What to produce ▸
Could each entry below be printed again exactly as given?

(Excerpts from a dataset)
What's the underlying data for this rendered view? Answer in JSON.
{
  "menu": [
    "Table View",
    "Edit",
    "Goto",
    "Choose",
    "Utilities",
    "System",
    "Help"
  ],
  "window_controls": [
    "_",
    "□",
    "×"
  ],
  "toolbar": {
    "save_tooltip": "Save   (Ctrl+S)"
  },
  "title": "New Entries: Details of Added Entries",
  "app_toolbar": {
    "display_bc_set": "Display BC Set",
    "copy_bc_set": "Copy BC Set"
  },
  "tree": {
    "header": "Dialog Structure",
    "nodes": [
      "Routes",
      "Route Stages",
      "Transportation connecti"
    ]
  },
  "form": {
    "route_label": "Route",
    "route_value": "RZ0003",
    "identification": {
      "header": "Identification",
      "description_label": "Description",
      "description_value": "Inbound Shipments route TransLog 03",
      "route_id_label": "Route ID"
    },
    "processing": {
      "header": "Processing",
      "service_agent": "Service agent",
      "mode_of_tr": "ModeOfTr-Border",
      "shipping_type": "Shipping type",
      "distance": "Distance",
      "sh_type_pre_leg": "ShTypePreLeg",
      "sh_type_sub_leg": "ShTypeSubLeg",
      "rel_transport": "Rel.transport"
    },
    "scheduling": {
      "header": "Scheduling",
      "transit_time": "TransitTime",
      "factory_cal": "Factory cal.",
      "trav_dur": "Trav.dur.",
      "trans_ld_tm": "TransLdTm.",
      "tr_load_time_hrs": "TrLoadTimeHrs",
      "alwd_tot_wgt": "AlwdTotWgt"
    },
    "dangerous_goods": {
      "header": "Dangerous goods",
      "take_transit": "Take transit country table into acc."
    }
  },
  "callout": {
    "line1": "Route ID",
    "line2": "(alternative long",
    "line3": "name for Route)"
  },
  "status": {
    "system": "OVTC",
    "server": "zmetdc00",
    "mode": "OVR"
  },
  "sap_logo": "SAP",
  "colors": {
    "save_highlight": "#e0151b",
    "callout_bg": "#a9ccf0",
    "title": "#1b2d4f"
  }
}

Solution for this problem ▸
What's the underlying data for this rendered view? Answer in JSON.
{
  "menu": [
    "Table View",
    "Edit",
    "Goto",
    "Choose",
    "Utilities",
    "System",
    "Help"
  ],
  "window_controls": [
    "_",
    "□",
    "×"
  ],
  "toolbar": {
    "save_tooltip": "Save   (Ctrl+S)"
  },
  "title": "New Entries: Details of Added Entries",
  "app_toolbar": {
    "display_bc_set": "Display BC Set",
    "copy_bc_set": "Copy BC Set"
  },
  "tree": {
    "header": "Dialog Structure",
    "nodes": [
      "Routes",
      "Route Stages",
      "Transportation connecti"
    ]
  },
  "form": {
    "route_label": "Route",
    "route_value": "RZ0003",
    "identification": {
      "header": "Identification",
      "description_label": "Description",
      "description_value": "Inbound Shipments route TransLog 03",
      "route_id_label": "Route ID"
    },
    "processing": {
      "header": "Processing",
      "service_agent": "Service agent",
      "mode_of_tr": "ModeOfTr-Border",
      "shipping_type": "Shipping type",
      "distance": "Distance",
      "sh_type_pre_leg": "ShTypePreLeg",
      "sh_type_sub_leg": "ShTypeSubLeg",
      "rel_transport": "Rel.transport"
    },
    "scheduling": {
      "header": "Scheduling",
      "transit_time": "TransitTime",
      "factory_cal": "Factory cal.",
      "trav_dur": "Trav.dur.",
      "trans_ld_tm": "TransLdTm.",
      "tr_load_time_hrs": "TrLoadTimeHrs",
      "alwd_tot_wgt": "AlwdTotWgt"
    },
    "dangerous_goods": {
      "header": "Dangerous goods",
      "take_transit": "Take transit country table into acc."
    }
  },
  "callout": {
    "line1": "Route ID",
    "line2": "(alternative long",
    "line3": "name for Route)"
  },
  "status": {
    "system": "OVTC",
    "server": "zmetdc00",
    "mode": "OVR"
  },
  "sap_logo": "SAP",
  "colors": {
    "save_highlight": "#e0151b",
    "callout_bg": "#a9ccf0",
    "title": "#1b2d4f"
  }
}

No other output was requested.